AMES, Iowa — What will future space colonists eat in their long trek across the galaxies? A new bio-dome display at Iowa State University’s Reiman Gardens looks into the future of farming in space.
The bio-dome is the main attraction in the Hughes Conservatory through Nov. 15 as part of Reiman Gardens’ space and science fiction theme this year.
The bio-dome features both plants and fish. Plants such as lettuce, basil, tomatoes, kohlrabi, mustard greens, sage, rosemary, cucumbers, pole beans and many others are grown with hydroponic technologies.
Fish, including Nile tilapia and redclaw crayfish, are grown with aquaculture technologies. The combined system is known as aquaponics.
The bio-dome helps visitors imagine challenges for space colonists, as well as future inhabitants on Earth who face limited supplies of water, nutrients and other natural resources that need to be managed in a sustainable manner.
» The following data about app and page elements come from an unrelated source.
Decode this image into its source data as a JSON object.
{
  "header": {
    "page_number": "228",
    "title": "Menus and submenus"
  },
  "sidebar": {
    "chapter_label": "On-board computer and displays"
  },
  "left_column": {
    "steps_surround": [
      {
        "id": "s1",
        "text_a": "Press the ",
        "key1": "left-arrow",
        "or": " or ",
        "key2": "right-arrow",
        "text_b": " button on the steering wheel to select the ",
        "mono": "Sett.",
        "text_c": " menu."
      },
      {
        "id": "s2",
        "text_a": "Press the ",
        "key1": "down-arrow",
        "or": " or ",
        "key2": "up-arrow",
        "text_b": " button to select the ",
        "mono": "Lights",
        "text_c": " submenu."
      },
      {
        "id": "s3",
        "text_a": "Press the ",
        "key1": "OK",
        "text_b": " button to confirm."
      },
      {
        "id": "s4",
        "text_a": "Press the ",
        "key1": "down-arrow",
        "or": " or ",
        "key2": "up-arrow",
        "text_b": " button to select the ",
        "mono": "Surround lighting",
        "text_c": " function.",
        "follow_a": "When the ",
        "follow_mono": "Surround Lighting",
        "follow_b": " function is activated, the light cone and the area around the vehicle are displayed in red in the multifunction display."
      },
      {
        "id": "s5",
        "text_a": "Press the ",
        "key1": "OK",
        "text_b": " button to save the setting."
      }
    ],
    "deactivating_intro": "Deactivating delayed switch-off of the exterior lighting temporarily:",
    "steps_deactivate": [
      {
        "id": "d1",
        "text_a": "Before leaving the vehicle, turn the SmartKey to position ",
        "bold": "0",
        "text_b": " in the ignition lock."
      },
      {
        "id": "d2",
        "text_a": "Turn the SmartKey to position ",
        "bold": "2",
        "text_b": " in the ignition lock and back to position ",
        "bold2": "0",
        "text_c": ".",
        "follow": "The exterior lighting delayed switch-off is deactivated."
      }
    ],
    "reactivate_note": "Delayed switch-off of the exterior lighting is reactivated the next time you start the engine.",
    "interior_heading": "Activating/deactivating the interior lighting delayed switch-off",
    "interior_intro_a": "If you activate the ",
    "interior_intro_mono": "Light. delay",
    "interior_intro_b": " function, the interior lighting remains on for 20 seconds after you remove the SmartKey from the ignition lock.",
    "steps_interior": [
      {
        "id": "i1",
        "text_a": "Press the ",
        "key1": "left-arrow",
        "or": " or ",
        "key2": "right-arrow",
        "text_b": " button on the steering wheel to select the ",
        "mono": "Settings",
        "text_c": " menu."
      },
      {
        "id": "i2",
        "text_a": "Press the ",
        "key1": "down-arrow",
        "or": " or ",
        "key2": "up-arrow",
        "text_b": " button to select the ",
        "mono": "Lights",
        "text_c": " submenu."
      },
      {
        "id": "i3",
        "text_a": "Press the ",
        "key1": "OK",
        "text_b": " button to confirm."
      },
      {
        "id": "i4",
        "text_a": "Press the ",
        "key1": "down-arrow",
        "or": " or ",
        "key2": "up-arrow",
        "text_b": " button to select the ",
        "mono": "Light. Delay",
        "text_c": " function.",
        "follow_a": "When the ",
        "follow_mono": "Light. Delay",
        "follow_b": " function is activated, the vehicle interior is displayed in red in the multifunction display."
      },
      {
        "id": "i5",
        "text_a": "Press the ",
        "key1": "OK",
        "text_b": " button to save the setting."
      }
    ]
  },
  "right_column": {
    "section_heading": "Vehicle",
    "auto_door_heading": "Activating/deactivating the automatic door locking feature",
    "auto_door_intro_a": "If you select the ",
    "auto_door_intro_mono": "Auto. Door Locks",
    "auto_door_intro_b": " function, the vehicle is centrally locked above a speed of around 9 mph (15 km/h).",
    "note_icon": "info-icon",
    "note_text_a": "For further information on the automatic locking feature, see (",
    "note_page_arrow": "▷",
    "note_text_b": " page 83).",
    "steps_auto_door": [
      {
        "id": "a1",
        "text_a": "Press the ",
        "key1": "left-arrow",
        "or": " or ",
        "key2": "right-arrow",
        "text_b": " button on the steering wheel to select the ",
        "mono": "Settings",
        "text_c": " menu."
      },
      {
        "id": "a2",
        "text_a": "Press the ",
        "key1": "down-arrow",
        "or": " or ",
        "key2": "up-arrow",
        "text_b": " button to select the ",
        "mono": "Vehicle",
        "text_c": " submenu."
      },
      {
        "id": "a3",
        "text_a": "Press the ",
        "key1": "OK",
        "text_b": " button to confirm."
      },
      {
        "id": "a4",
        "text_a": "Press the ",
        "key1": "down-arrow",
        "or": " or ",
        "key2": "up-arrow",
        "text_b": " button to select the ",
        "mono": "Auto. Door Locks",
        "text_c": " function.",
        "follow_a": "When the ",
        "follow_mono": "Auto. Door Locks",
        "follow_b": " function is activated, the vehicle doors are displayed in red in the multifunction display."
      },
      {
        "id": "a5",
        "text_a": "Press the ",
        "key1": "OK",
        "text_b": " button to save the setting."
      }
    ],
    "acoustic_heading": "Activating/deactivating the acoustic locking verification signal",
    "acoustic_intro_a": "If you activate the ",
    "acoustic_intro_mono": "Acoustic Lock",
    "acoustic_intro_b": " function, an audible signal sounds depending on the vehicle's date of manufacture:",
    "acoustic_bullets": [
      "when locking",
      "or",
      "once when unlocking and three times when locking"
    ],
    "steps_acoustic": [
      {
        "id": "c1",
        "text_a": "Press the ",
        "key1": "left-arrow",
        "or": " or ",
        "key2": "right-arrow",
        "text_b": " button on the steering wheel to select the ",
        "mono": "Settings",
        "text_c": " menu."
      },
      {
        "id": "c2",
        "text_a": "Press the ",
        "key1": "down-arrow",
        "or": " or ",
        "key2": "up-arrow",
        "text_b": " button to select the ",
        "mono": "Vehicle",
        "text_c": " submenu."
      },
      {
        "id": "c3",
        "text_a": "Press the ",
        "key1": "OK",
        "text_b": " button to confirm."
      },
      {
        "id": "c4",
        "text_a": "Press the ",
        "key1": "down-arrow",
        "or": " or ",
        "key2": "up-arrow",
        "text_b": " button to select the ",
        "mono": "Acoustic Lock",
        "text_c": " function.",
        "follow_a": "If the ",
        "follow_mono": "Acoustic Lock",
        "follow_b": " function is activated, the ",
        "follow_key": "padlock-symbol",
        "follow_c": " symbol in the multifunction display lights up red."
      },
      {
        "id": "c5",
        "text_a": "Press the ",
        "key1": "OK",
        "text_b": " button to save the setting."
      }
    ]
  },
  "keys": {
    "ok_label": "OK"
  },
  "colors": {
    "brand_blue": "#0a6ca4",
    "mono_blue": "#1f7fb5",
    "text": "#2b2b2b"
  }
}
The closed-loop, self-sustaining ecosystem provides protein and carbohydrates in the form of fish, vegetables and herbs.
The exhibit showcases research conducted by Iowa State University’s Department of Natural Resource Ecology and Management by Iowa State University Extension and Outreach fisheries specialist Allen Pattillo.
Supported by a grant from the Leopold Center for Sustainable Agriculture, Pattillo built an experimental aquaponics system in a campus greenhouse in 2013. He wanted to see how tilapia, native to the African tropics, fared in the Iowa climate.
Pattillo advised Reiman Gardens and helped install the exhibit. It features a 120-gallon tank for tilapia, one of the world’s fastest growing species of fish.
Fish waste provides nutrients for the vegetables and herbs, fed by continually circulating water in the system.
Visitors also can watch the playful antics of Australian redclaw crayfish grown for food, as an ornamental species and possible medical use for calcium supplements in repairing bone loss.
The exhibit demonstrates four types of soil-less plant systems. Two floating rafts hold plugs of lettuce and mustard greens. Tomatoes and herbs mature in individual Dutch pots, each connected to a water line.
Water also moves through a pyramid of plants custom-built from Nutrient Film Technique channels and five vertical towers, including one that travelers may have seen at O’Hare Airport’s urban aeroponic garden in Chicago.
Although the exhibit focuses on the future, Pattillo said a handful of commercial-scale aquaponics systems now operate in Iowa. His research has generated a lot of interest, and the Reiman Gardens exhibit, which opened April 15, already has increased the number of inquiries.
“People are enamored at the potential for these systems,” Pattillo said. “Many people want to know how much we could produce this way. We really don’t know, but we’re going to find out. Data collected from this exhibit will help us know what to expect from this type of agriculture in the future.”
Produce harvested from the exhibit will be donated to Plant-A-Row for the Hungry that serves Story County food pantries.
Although tilapia usually reaches market weight of about two pounds within six months, the fish will stay in the tanks for the duration of the exhibit.
The display is supported by equipment donations from FarmTek Growers Supply and a special project grant from the Leopold Center.
Technical planning and educational materials are from Iowa State University’s Fisheries and Aquaculture Extension and Iowa State University’s Department of Natural Resource Ecology and Management.
The Hughes Conservatory is open daily from 9 a.m. to 4:30 p.m. Reiman Gardens is located on a 17-acre site south of the Iowa State University Jack Trice Football Stadium, 1407 University Blvd., Ames.
For more information about the exhibit, go to the Reiman Gardens website: www.reimangardens.com. More information and two photo galleries on aquaponics are on the Leopold Center website: www.leopold.iastate.edu.